**WHAT IS BEING ASKED**
What you return must be every line below that includes the word "Расчеты".

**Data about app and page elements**
=== Section Start ===

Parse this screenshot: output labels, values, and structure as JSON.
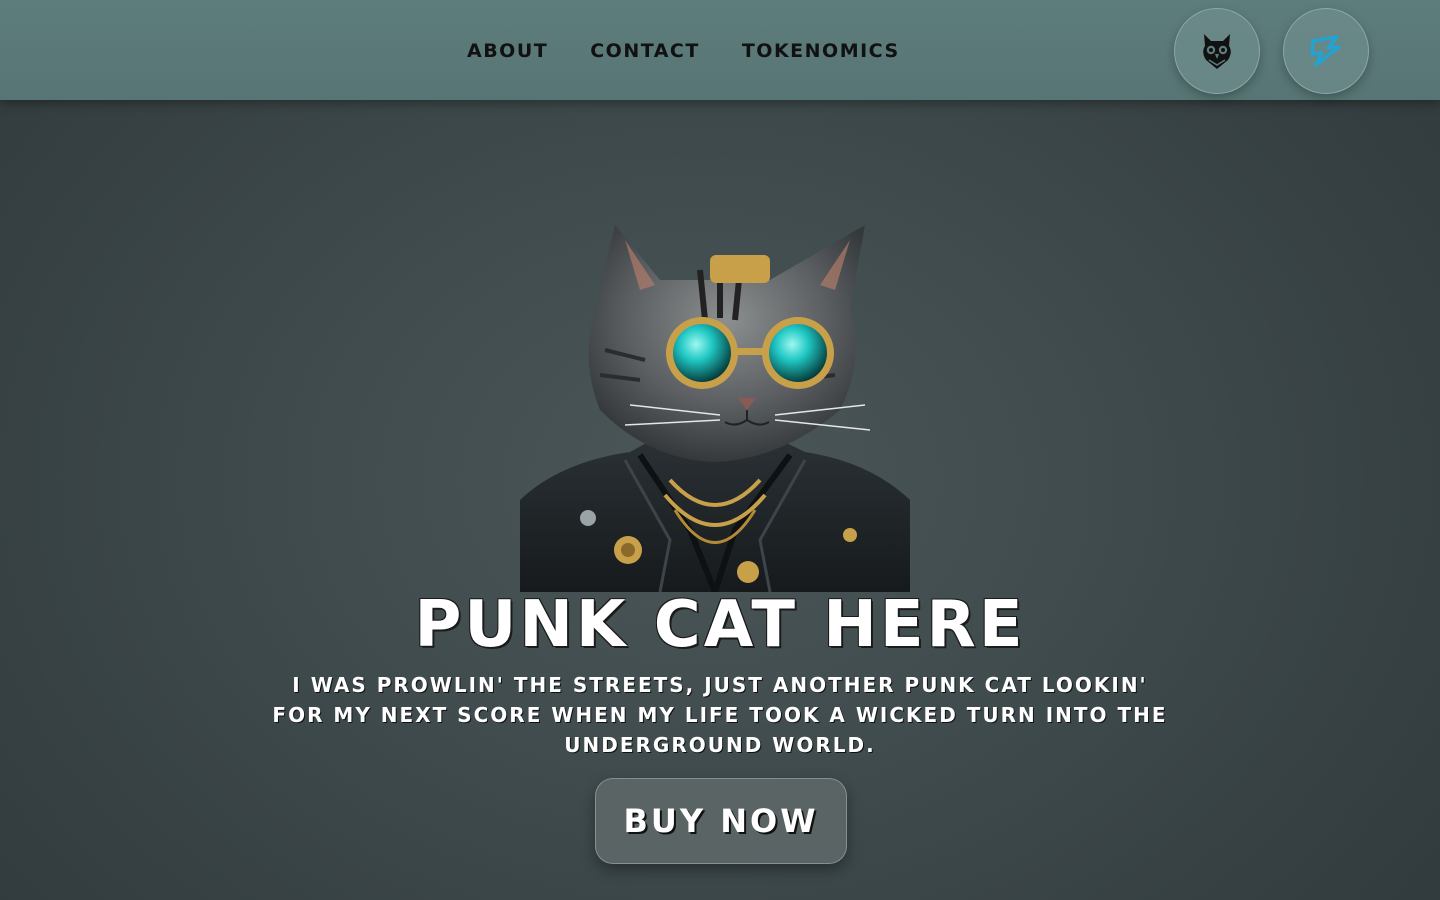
{
  "nav": {
    "items": [
      {
        "label": "About"
      },
      {
        "label": "Contact"
      },
      {
        "label": "Tokenomics"
      }
    ]
  },
  "social": [
    {
      "icon": "owl-icon",
      "color": "#111111"
    },
    {
      "icon": "dex-logo-icon",
      "color": "#1fa4d6"
    }
  ],
  "hero": {
    "image_icon": "punk-cat-image",
    "title": "Punk Cat Here",
    "description": "I was prowlin' the streets, just another punk cat lookin' for my next score when my life took a wicked turn into the underground world.",
    "cta_label": "Buy Now"
  },
  "colors": {
    "header_bg": "#5d7d7c",
    "page_bg": "#3f4b4d",
    "text": "#ffffff",
    "nav_text": "#111111",
    "lens": "#1fc7c4",
    "gold": "#c9a04a"
  }
}
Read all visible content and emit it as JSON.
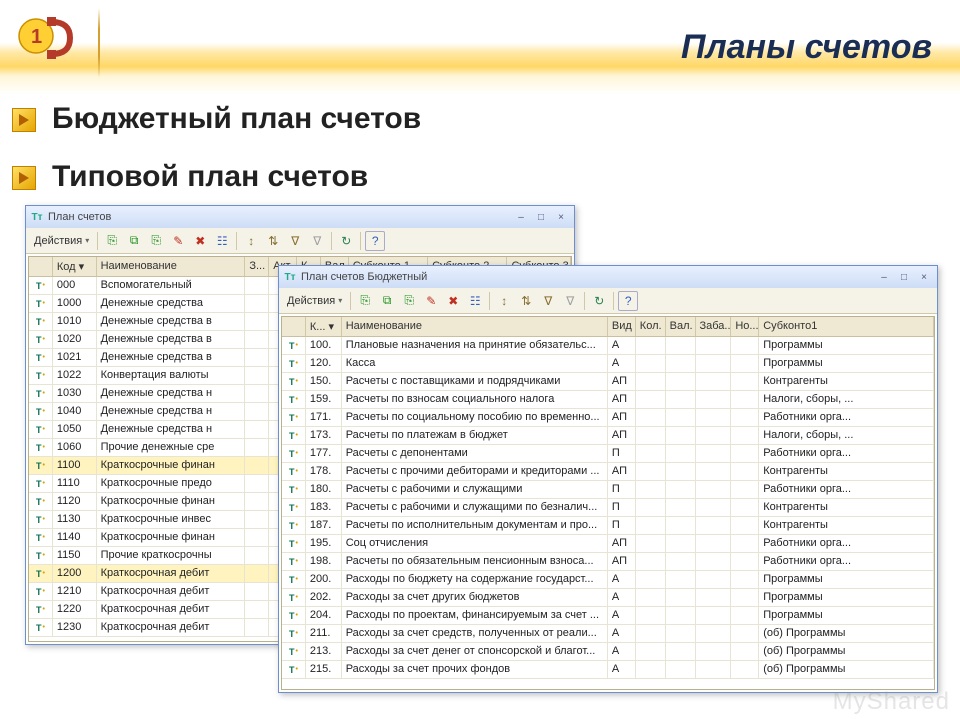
{
  "slide": {
    "title": "Планы счетов",
    "bullet1": "Бюджетный план счетов",
    "bullet2": "Типовой план счетов"
  },
  "win1": {
    "title": "План счетов",
    "actions": "Действия",
    "cols": [
      "",
      "Код",
      "Наименование",
      "З...",
      "Акт.",
      "К...",
      "Вал.",
      "Субконто 1",
      "Субконто 2",
      "Субконто 3"
    ],
    "rows": [
      {
        "k": "000",
        "n": "Вспомогательный"
      },
      {
        "k": "1000",
        "n": "Денежные средства"
      },
      {
        "k": "1010",
        "n": "Денежные средства в"
      },
      {
        "k": "1020",
        "n": "Денежные средства в"
      },
      {
        "k": "1021",
        "n": "Денежные средства в"
      },
      {
        "k": "1022",
        "n": "Конвертация валюты"
      },
      {
        "k": "1030",
        "n": "Денежные средства н"
      },
      {
        "k": "1040",
        "n": "Денежные средства н"
      },
      {
        "k": "1050",
        "n": "Денежные средства н"
      },
      {
        "k": "1060",
        "n": "Прочие денежные сре"
      },
      {
        "k": "1100",
        "n": "Краткосрочные финан",
        "sel": true
      },
      {
        "k": "1110",
        "n": "Краткосрочные предо"
      },
      {
        "k": "1120",
        "n": "Краткосрочные финан"
      },
      {
        "k": "1130",
        "n": "Краткосрочные инвес"
      },
      {
        "k": "1140",
        "n": "Краткосрочные финан"
      },
      {
        "k": "1150",
        "n": "Прочие краткосрочны"
      },
      {
        "k": "1200",
        "n": "Краткосрочная дебит",
        "sel": true
      },
      {
        "k": "1210",
        "n": "Краткосрочная дебит"
      },
      {
        "k": "1220",
        "n": "Краткосрочная дебит"
      },
      {
        "k": "1230",
        "n": "Краткосрочная дебит"
      }
    ]
  },
  "win2": {
    "title": "План счетов Бюджетный",
    "actions": "Действия",
    "cols": [
      "",
      "К...",
      "Наименование",
      "Вид",
      "Кол.",
      "Вал.",
      "Заба...",
      "Но...",
      "Субконто1"
    ],
    "rows": [
      {
        "k": "100.",
        "n": "Плановые назначения на принятие обязательс...",
        "v": "А",
        "s": "Программы"
      },
      {
        "k": "120.",
        "n": "Касса",
        "v": "А",
        "s": "Программы"
      },
      {
        "k": "150.",
        "n": "Расчеты с поставщиками и подрядчиками",
        "v": "АП",
        "s": "Контрагенты"
      },
      {
        "k": "159.",
        "n": "Расчеты по взносам социального налога",
        "v": "АП",
        "s": "Налоги, сборы, ..."
      },
      {
        "k": "171.",
        "n": "Расчеты по социальному пособию по временно...",
        "v": "АП",
        "s": "Работники орга..."
      },
      {
        "k": "173.",
        "n": "Расчеты по платежам в бюджет",
        "v": "АП",
        "s": "Налоги, сборы, ..."
      },
      {
        "k": "177.",
        "n": "Расчеты с депонентами",
        "v": "П",
        "s": "Работники орга..."
      },
      {
        "k": "178.",
        "n": "Расчеты с прочими дебиторами и кредиторами ...",
        "v": "АП",
        "s": "Контрагенты"
      },
      {
        "k": "180.",
        "n": "Расчеты с рабочими и служащими",
        "v": "П",
        "s": "Работники орга..."
      },
      {
        "k": "183.",
        "n": "Расчеты с рабочими и служащими по безналич...",
        "v": "П",
        "s": "Контрагенты"
      },
      {
        "k": "187.",
        "n": "Расчеты по исполнительным документам и про...",
        "v": "П",
        "s": "Контрагенты"
      },
      {
        "k": "195.",
        "n": "Соц отчисления",
        "v": "АП",
        "s": "Работники орга..."
      },
      {
        "k": "198.",
        "n": "Расчеты по обязательным пенсионным взноса...",
        "v": "АП",
        "s": "Работники орга..."
      },
      {
        "k": "200.",
        "n": "Расходы по бюджету на содержание государст...",
        "v": "А",
        "s": "Программы"
      },
      {
        "k": "202.",
        "n": "Расходы за счет других бюджетов",
        "v": "А",
        "s": "Программы"
      },
      {
        "k": "204.",
        "n": "Расходы по проектам, финансируемым за счет ...",
        "v": "А",
        "s": "Программы"
      },
      {
        "k": "211.",
        "n": "Расходы за счет средств, полученных от реали...",
        "v": "А",
        "s": "(об) Программы"
      },
      {
        "k": "213.",
        "n": "Расходы за счет денег от спонсорской и благот...",
        "v": "А",
        "s": "(об) Программы"
      },
      {
        "k": "215.",
        "n": "Расходы за счет прочих фондов",
        "v": "А",
        "s": "(об) Программы"
      }
    ]
  },
  "watermark": "MyShared"
}
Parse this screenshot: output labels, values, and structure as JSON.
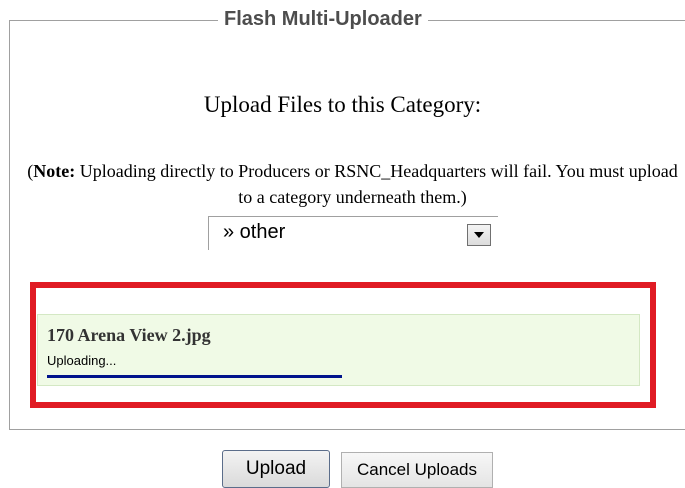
{
  "legend": "Flash Multi-Uploader",
  "heading": "Upload Files to this Category:",
  "note": {
    "open": "(",
    "bold": "Note:",
    "text": " Uploading directly to Producers or RSNC_Headquarters will fail. You must upload to a category underneath them.)"
  },
  "category_select": {
    "selected": "» other"
  },
  "upload_item": {
    "file_name": "170 Arena View 2.jpg",
    "status": "Uploading...",
    "progress": 0.49
  },
  "buttons": {
    "upload": "Upload",
    "cancel": "Cancel Uploads"
  },
  "colors": {
    "highlight_border": "#e01b24",
    "progress_panel": "#f0fae6",
    "progress_bar": "#00138c"
  }
}
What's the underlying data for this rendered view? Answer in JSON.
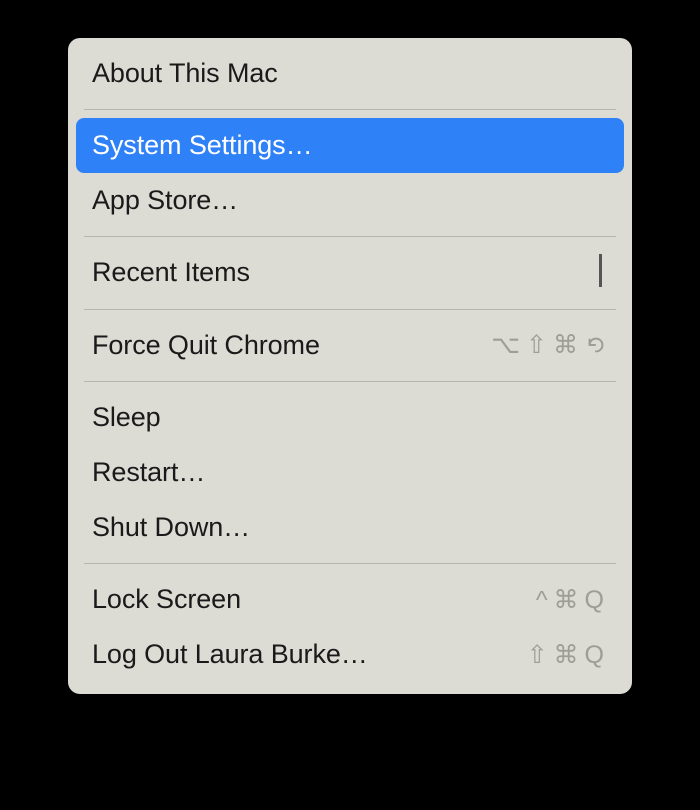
{
  "menu": {
    "groups": [
      {
        "items": [
          {
            "label": "About This Mac"
          }
        ]
      },
      {
        "items": [
          {
            "label": "System Settings…",
            "highlighted": true
          },
          {
            "label": "App Store…"
          }
        ]
      },
      {
        "items": [
          {
            "label": "Recent Items",
            "submenu": true
          }
        ]
      },
      {
        "items": [
          {
            "label": "Force Quit Chrome",
            "shortcut": [
              "⌥",
              "⇧",
              "⌘",
              "⎋"
            ]
          }
        ]
      },
      {
        "items": [
          {
            "label": "Sleep"
          },
          {
            "label": "Restart…"
          },
          {
            "label": "Shut Down…"
          }
        ]
      },
      {
        "items": [
          {
            "label": "Lock Screen",
            "shortcut": [
              "^",
              "⌘",
              "Q"
            ]
          },
          {
            "label": "Log Out Laura Burke…",
            "shortcut": [
              "⇧",
              "⌘",
              "Q"
            ]
          }
        ]
      }
    ]
  }
}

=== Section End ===

**SOLUTION TO THE EXERCISE**
        "n": "Расчеты с поставщиками и подрядчиками",
        "n": "Расчеты по взносам социального налога",
        "n": "Расчеты по социальному пособию по временно...",
        "n": "Расчеты по платежам в бюджет",
        "n": "Расчеты с депонентами",
        "n": "Расчеты с прочими дебиторами и кредиторами ...",
        "n": "Расчеты с рабочими и служащими",
        "n": "Расчеты с рабочими и служащими по безналич...",
        "n": "Расчеты по исполнительным документам и про...",
        "n": "Расчеты по обязательным пенсионным взноса...",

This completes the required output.